WHAT THE TASK REQUIRES: Count the lines below that contain the word "triangle" and give only the number.
***** MATERIALS PROVIDED
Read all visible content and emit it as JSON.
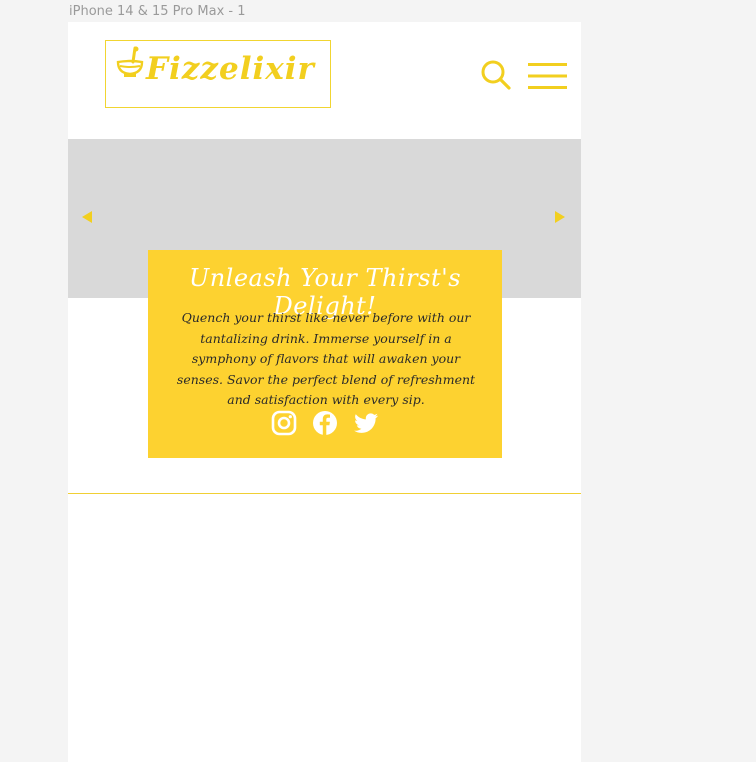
{
  "frame": {
    "label": "iPhone 14 & 15 Pro Max - 1"
  },
  "header": {
    "logo_text": "Fizzelixir",
    "logo_icon": "mortar-pestle-icon",
    "search_icon": "search-icon",
    "menu_icon": "hamburger-menu-icon"
  },
  "hero": {
    "prev_icon": "triangle-left-icon",
    "next_icon": "triangle-right-icon"
  },
  "card": {
    "title": "Unleash Your Thirst's Delight!",
    "body": "Quench your thirst like never before with our tantalizing drink. Immerse yourself in a symphony of flavors that will awaken your senses. Savor the perfect blend of refreshment and satisfaction with every sip.",
    "social_icons": [
      "instagram-icon",
      "facebook-icon",
      "twitter-icon"
    ]
  },
  "colors": {
    "accent": "#f2cf1f",
    "card_background": "#fdd230",
    "hero_background": "#d9d9d9",
    "page_background": "#f4f4f4"
  }
}
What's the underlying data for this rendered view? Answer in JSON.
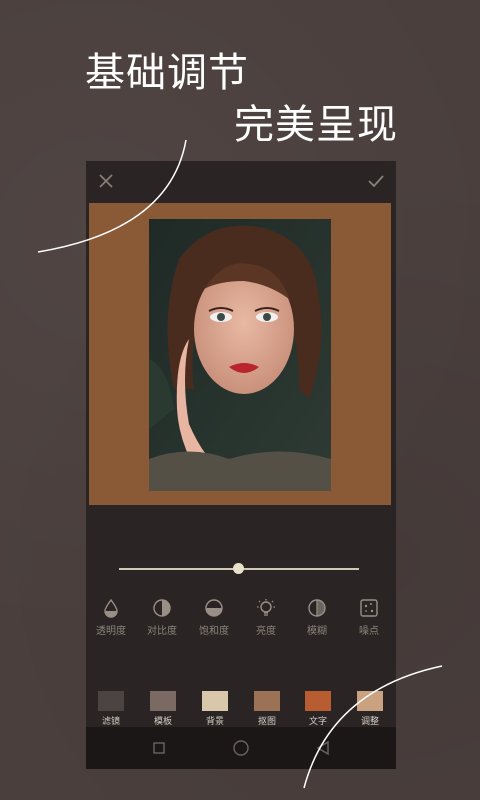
{
  "headline": {
    "line1": "基础调节",
    "line2": "完美呈现"
  },
  "colors": {
    "background": "#4a3f3d",
    "canvas": "#8a5a37",
    "accent": "#e9e1c9"
  },
  "topbar": {
    "close_icon": "close-icon",
    "confirm_icon": "check-icon"
  },
  "slider": {
    "value": 0.5
  },
  "adjustments": [
    {
      "label": "透明度",
      "icon": "drop-icon"
    },
    {
      "label": "对比度",
      "icon": "contrast-icon"
    },
    {
      "label": "饱和度",
      "icon": "saturation-icon"
    },
    {
      "label": "亮度",
      "icon": "bulb-icon"
    },
    {
      "label": "模糊",
      "icon": "blur-icon"
    },
    {
      "label": "噪点",
      "icon": "noise-icon"
    }
  ],
  "tools": [
    {
      "label": "滤镜",
      "color": "#4b4442"
    },
    {
      "label": "模板",
      "color": "#7b6a63"
    },
    {
      "label": "背景",
      "color": "#d9c7ab"
    },
    {
      "label": "抠图",
      "color": "#9c7257"
    },
    {
      "label": "文字",
      "color": "#b85d32"
    },
    {
      "label": "调整",
      "color": "#caa27f"
    }
  ],
  "navbar": {
    "recent": "square-icon",
    "home": "circle-icon",
    "back": "triangle-back-icon"
  }
}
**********
REPLY: 3